"I don't want to see you until Monday morning." Amodar informed her curtly. "Am I understood?"
He looked down at his paperwork, the question entirely rhetorical, but she didn't budge, waging her silent protest. After a moment, he spoke to her again, but didn't look up.
"Is there something else?"
She swallowed against the frustration bubbling up in her throat, wanting to jump over his desk and slam his head into it.
"No, Sir. Thank you, Sir." She replied tight-lipped instead of acting on her violent urge. Placing her hat on her head, she strode angrily out of the office.
"Well, look who's back early!" Smiled Zack Fair as he rounded the corner, taking up the middle of the corridor.
She felt her eye twitch at the sound of his voice.
"Captain Fair." she replied icily, side-stepping past him at the last moment.
Great. Just had to run into that guy.
They would probably comment about what kind of working stiff she was – asking to return to work early – and laugh. She was fully aware that people knew she was more dedicated to her work than anything else, but no one knew why.
And that's how she liked it. Her reasons were her own and she didn't share with anyone.
Allowing one's personal and professional lives to intermingle was also a weakness. She never allowed any personal information to reach anyone; but particularly her subordinates. If people knew too much about you, they could use it against you.
"Nice to have you back!" he called after her.
It burned as it went down.
It always burned.
The burn was good; kind of like someone rubbing out a knot in your shoulder. It was a good sort of pain.
It reminded her that she was alive; that there were still simple things in life, honest and straight-foward reactions instead of dishonesty and mind games. She was never one to hide her intentions and even though some people didn't know how to take her, she always tried to make sure others knew where she stood with them. That was the best way; be clear about what you expect from others in the most uncomplicated manner possible.

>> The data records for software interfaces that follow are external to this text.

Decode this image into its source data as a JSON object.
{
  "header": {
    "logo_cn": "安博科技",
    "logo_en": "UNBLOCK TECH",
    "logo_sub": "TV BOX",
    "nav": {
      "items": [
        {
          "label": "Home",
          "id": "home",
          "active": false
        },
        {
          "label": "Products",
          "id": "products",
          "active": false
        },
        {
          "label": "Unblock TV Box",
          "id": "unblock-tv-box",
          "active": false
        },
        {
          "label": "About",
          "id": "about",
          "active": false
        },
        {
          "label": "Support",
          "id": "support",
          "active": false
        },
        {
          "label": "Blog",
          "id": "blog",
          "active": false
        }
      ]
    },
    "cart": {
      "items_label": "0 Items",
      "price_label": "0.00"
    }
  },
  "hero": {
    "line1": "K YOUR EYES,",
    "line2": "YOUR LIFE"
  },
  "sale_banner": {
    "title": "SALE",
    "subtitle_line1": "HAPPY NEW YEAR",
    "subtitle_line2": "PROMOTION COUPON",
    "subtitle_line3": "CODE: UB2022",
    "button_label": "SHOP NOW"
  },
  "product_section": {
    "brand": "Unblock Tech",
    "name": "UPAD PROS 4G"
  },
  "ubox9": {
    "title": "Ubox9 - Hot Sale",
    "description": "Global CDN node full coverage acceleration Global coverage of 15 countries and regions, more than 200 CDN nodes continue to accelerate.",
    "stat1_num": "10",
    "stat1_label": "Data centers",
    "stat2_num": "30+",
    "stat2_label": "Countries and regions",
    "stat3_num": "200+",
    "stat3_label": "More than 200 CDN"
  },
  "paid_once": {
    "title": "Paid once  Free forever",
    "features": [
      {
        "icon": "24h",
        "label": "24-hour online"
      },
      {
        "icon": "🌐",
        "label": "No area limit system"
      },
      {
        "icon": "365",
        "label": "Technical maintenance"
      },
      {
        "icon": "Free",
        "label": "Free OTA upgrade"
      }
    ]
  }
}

The desire for simplicity obviously wasn't a family trait. She didn't want to think about Serah and the cruel little game she was playing at the cost of her fiancee almost as much as she didn't want to think about her last day on Pulse. It had been a mistake to go in the first place; she didn't belong with those people anymore.

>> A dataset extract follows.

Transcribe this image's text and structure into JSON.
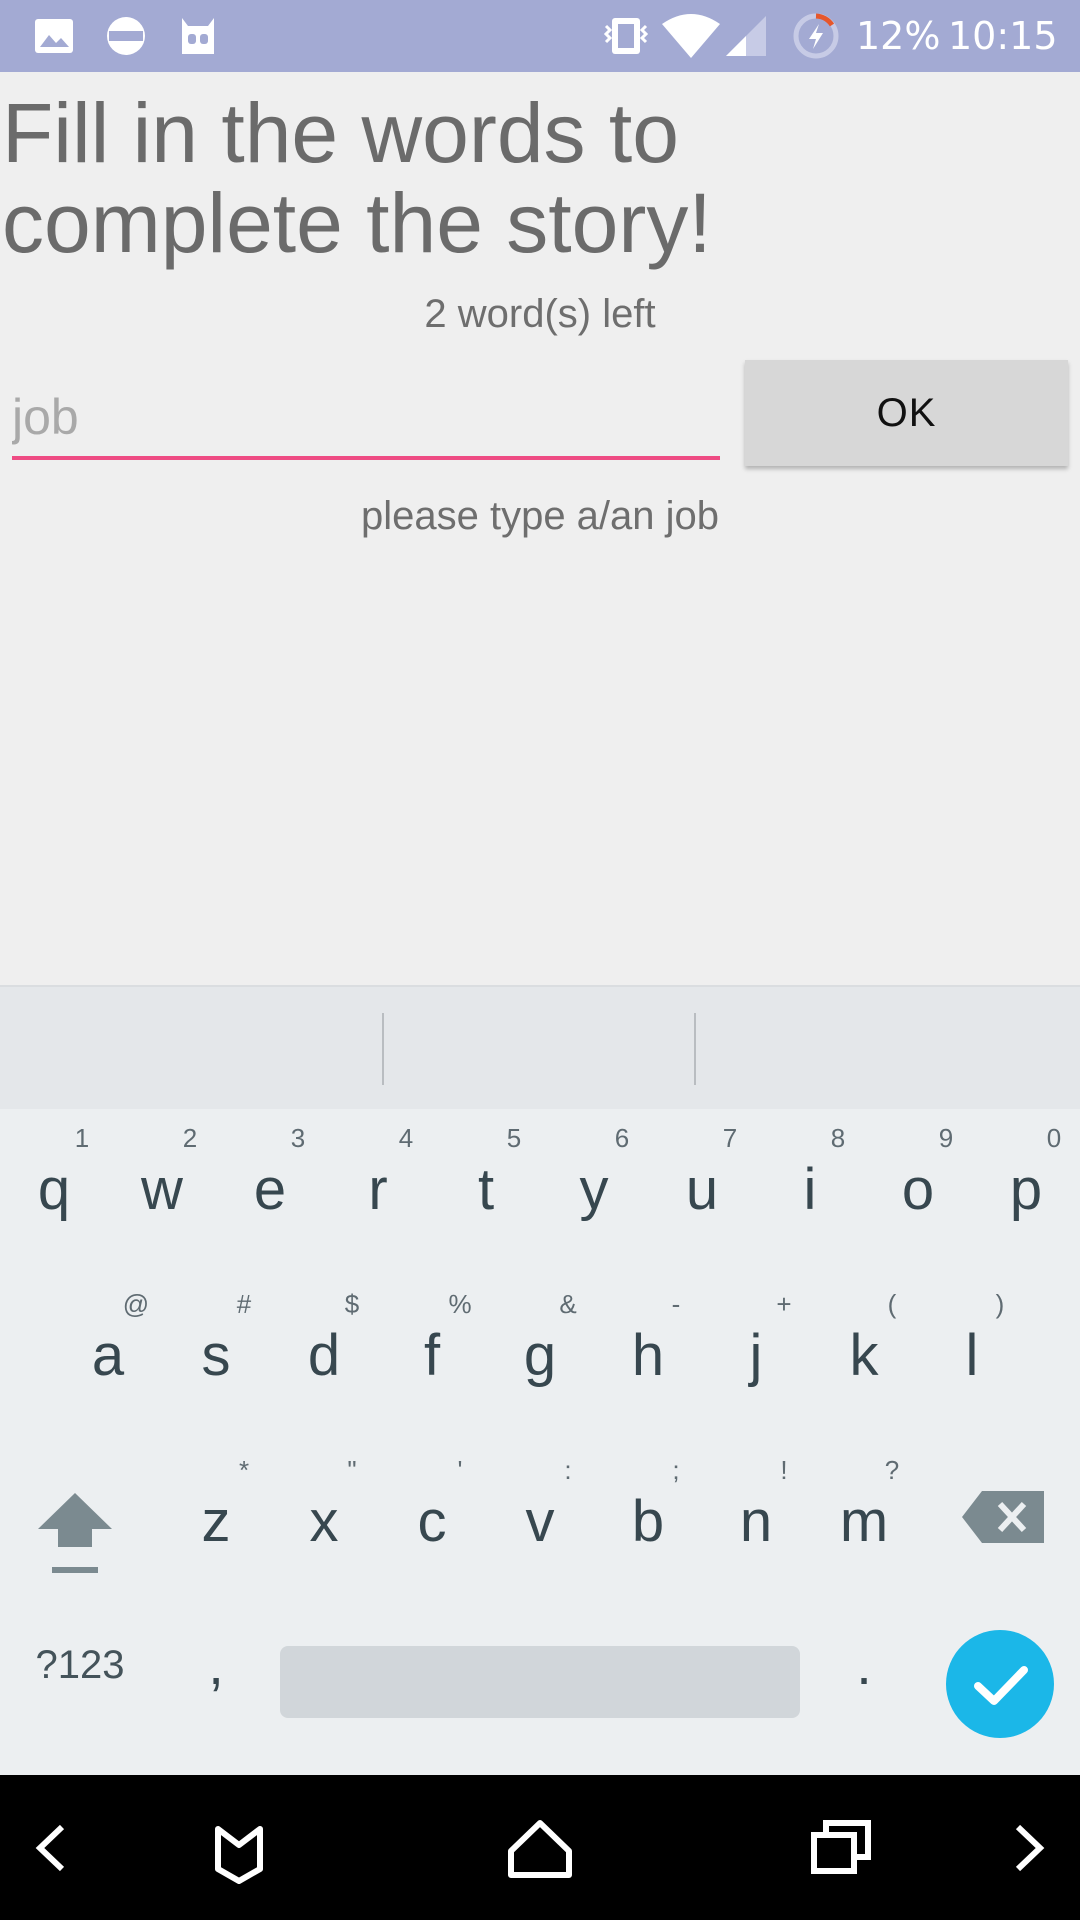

It was time she just forgot about it now and moved on. She couldn't get involved, none of it was her business, even if she had already crossed the line...
Not that she wanted anyone to get hurt, but sometimes it was unavoidable. There was nothing she could do about Serah and her choices, but Snow didn't deserve what was coming to him, that much was clear. Maybe she'd come to her senses and see what she was throwing away, but it didn't sound like that was an option anymore. Lightning might not know the whole story, but Snow couldn't have done anything to deserve that kind of heartache, especially not from the woman he risked life and limb to return to.
Swishing the amber liquid around in the bottom of the glass in her hand, Lightning sipped thoughtfully, nose wrinkling in distaste, but not from the drink.
She'd never know what any of that would be like, and was sure to be glad for it. Who needed it?
And as for Amodar, she despised his stubbornness. He could be so incredibly unyielding. Sure, he was her boss, but since he treated all of his subordinates more like friends it was always a surprise when he pulled rank on them. Lightning, however, was never treated like she had been today.
Almost done her vacation, Light failed to see how returning to work a few days early really could be so disruptive.
"You'd think he'd be happy to see me back early..." she muttered, tipping the glass against her lips to drain it.
And just what the hell was she supposed to do for the rest of the weekend?
Setting the glass down on the coffee table, she turned it around and around absently, attempting to clear out her mind. Yawning, she leaned back in the plush chair, the footrest popping out as she pulled a blanket over herself, cuddling into the soft cushions.
Maybe she should catch up on her sleep.
Letting her eyes droop comfortably, the warmth in her belly spread through her body, and soon she drifted off.
Come the morning, however, Lighting would realize that her dreams weren't an escape.